What the task requires:
Find and copy each line of the records where the string "management" shows up.

Given entries:
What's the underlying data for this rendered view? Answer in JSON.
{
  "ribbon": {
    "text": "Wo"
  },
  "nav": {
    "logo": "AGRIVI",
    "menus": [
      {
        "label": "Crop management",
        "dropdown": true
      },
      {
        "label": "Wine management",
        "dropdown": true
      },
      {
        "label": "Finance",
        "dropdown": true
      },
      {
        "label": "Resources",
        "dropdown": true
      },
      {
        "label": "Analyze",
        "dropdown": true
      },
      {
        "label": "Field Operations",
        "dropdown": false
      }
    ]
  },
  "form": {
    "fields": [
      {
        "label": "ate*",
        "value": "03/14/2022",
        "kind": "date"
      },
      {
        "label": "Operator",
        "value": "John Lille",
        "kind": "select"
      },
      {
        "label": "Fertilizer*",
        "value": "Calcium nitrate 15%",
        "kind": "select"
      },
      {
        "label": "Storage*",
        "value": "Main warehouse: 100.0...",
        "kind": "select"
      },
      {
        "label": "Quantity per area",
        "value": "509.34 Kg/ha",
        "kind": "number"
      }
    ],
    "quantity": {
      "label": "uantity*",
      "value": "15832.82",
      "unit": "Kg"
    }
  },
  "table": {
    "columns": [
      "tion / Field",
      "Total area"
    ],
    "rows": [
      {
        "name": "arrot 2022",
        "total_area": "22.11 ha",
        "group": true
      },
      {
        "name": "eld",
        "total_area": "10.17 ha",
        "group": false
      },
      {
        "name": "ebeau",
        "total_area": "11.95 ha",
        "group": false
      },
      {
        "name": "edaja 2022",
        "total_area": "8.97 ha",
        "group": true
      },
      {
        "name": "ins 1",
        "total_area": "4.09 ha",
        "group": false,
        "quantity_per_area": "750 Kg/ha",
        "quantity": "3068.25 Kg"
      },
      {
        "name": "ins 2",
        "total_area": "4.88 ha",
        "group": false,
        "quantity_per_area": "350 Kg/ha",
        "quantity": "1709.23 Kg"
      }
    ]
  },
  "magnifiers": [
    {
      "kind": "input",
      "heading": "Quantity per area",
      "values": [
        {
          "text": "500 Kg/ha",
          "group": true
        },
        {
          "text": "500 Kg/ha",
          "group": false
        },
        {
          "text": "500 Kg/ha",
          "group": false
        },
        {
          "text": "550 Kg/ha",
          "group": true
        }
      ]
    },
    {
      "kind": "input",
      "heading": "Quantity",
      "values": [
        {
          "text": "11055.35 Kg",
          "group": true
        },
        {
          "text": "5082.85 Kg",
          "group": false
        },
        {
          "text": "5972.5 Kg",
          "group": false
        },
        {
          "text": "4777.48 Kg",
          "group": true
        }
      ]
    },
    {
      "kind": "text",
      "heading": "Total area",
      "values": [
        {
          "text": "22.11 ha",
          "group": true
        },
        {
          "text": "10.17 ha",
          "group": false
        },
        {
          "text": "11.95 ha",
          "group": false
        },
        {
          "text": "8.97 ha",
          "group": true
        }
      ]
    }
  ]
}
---
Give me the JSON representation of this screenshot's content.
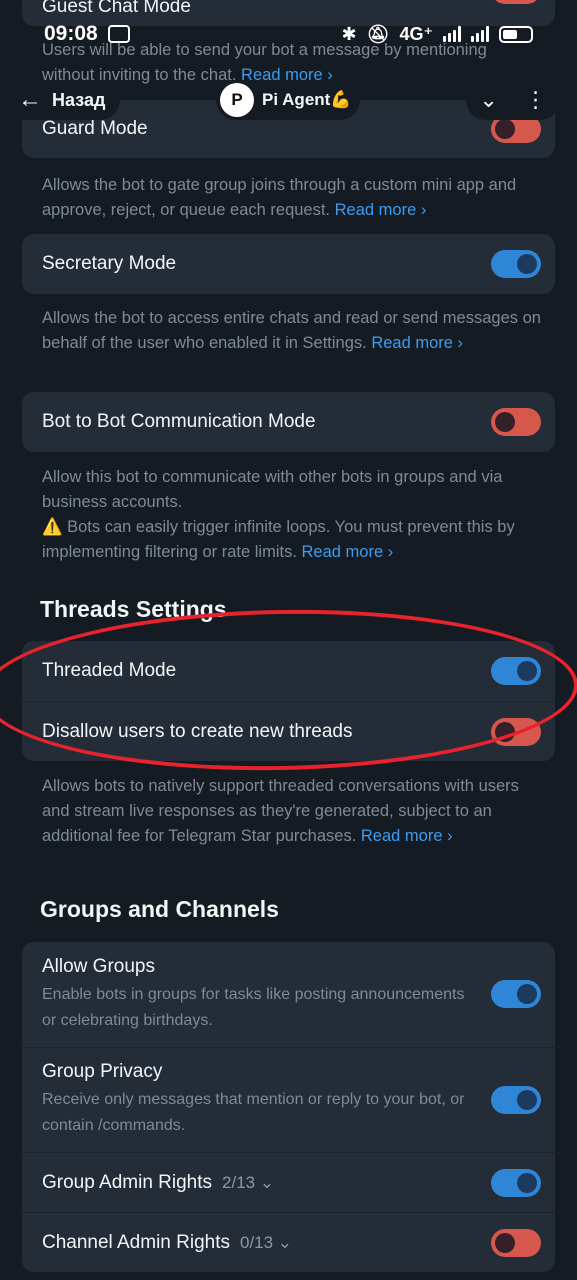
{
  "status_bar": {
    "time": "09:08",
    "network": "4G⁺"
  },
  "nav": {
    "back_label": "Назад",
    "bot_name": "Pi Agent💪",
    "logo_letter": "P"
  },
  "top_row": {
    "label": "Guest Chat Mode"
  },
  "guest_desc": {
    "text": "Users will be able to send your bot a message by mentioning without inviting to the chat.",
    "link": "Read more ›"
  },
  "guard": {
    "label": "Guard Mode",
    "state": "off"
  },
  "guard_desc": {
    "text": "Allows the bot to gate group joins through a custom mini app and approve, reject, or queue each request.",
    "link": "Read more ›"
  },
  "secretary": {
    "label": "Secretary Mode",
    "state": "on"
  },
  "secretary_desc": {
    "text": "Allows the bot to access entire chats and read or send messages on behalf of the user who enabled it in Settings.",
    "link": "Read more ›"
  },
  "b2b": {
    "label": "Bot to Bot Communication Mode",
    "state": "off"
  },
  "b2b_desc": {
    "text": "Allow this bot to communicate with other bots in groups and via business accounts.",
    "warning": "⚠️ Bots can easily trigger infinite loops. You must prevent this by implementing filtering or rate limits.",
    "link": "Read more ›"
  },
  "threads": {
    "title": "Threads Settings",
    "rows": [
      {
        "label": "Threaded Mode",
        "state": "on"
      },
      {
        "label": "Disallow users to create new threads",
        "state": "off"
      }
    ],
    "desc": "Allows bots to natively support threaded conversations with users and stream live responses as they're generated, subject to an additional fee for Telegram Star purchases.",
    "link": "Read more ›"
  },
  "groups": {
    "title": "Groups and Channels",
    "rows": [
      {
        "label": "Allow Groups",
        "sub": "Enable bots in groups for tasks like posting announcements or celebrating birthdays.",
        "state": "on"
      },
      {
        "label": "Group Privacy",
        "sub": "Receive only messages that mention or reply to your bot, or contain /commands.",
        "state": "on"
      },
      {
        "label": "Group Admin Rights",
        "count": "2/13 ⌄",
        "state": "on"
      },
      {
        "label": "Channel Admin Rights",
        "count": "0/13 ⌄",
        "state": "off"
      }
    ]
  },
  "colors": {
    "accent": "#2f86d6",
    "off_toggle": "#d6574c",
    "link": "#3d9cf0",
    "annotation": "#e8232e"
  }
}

Reply:
        "label": "Crop management",
        "label": "Wine management",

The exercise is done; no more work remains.